Łódź (lōōj), city (1993 est. pop. 842,300), capital of Łódzkie prov., central Poland. The second largest city of Poland and an important industrial center, Łódź was long the center of the Polish textile industry, but the industry has declined significantly since the end of Communist rule. Other manufactures include computers and electronics, chemicals, and consumer goods. Chartered in 1423, the city passed to Prussia in 1793 and to Russia in 1815. It reverted to Poland in 1919. The first textile mills were established in the city c.1830, but the industry grew only after 1870. The city was also the center of the Polish labor and socialist movements. In World War II it was incorporated into Germany, renamed Litzmannstadt, and subjected to ruthless Germanization. The city has a university (founded in 1945).
"Łódź." The Columbia Encyclopedia, 6th ed.. . Encyclopedia.com. (August 20, 2017). http://www.encyclopedia.com/reference/encyclopedias-almanacs-transcripts-and-maps/lodz
"Łódź." The Columbia Encyclopedia, 6th ed.. . Retrieved August 20, 2017 from Encyclopedia.com: http://www.encyclopedia.com/reference/encyclopedias-almanacs-transcripts-and-maps/lodz
Encyclopedia.com gives you the ability to cite reference entries and articles according to common styles from the Modern Language Association (MLA), The Chicago Manual of Style, and the American Psychological Association (APA).
Within the “Cite this article” tool, pick a style to see how all available information looks when formatted according to that style. Then, copy and paste the text into your bibliography or works cited list.
Because each style has its own formatting nuances that evolve over time and not all information is available for every reference entry or article, Encyclopedia.com cannot guarantee each citation it generates. Therefore, it’s best to use Encyclopedia.com citations as a starting point before checking the style against your school or publication’s requirements and the most-recent information available at these sites:
Modern Language Association
The Chicago Manual of Style
American Psychological Association

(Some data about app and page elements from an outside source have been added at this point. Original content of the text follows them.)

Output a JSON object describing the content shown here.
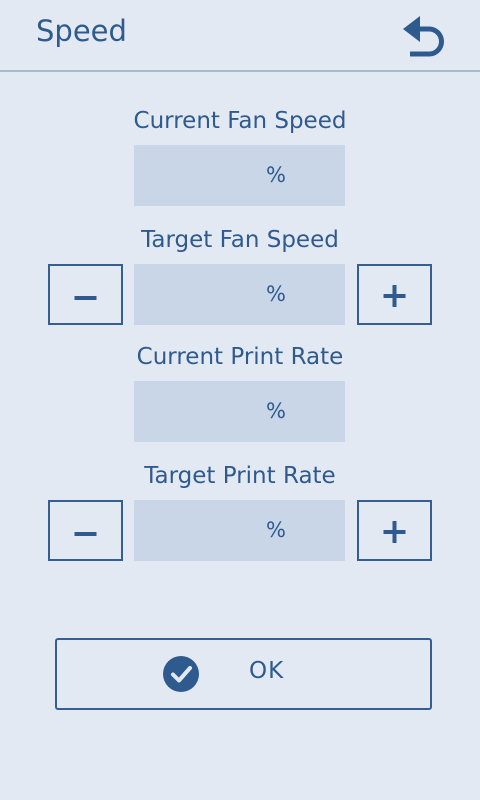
{
  "header": {
    "title": "Speed",
    "back_icon": "back-arrow-icon"
  },
  "fields": {
    "current_fan_speed": {
      "label": "Current Fan Speed",
      "unit": "%"
    },
    "target_fan_speed": {
      "label": "Target Fan Speed",
      "unit": "%"
    },
    "current_print_rate": {
      "label": "Current Print Rate",
      "unit": "%"
    },
    "target_print_rate": {
      "label": "Target Print Rate",
      "unit": "%"
    }
  },
  "buttons": {
    "minus_icon": "minus-icon",
    "plus_icon": "plus-icon",
    "ok_label": "OK",
    "ok_icon": "check-circle-icon"
  },
  "colors": {
    "background": "#e3e9f3",
    "accent": "#2e5a8e",
    "field": "#c9d6e8"
  }
}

- Most online reference entries and articles do not have page numbers. Therefore, that information is unavailable for most Encyclopedia.com content. However, the date of retrieval is often important. Refer to each style’s convention regarding the best way to format page numbers and retrieval dates.
- In addition to the MLA, Chicago, and APA styles, your school, university, publication, or institution may have its own requirements for citations. Therefore, be sure to refer to those guidelines when editing your bibliography or works cited list.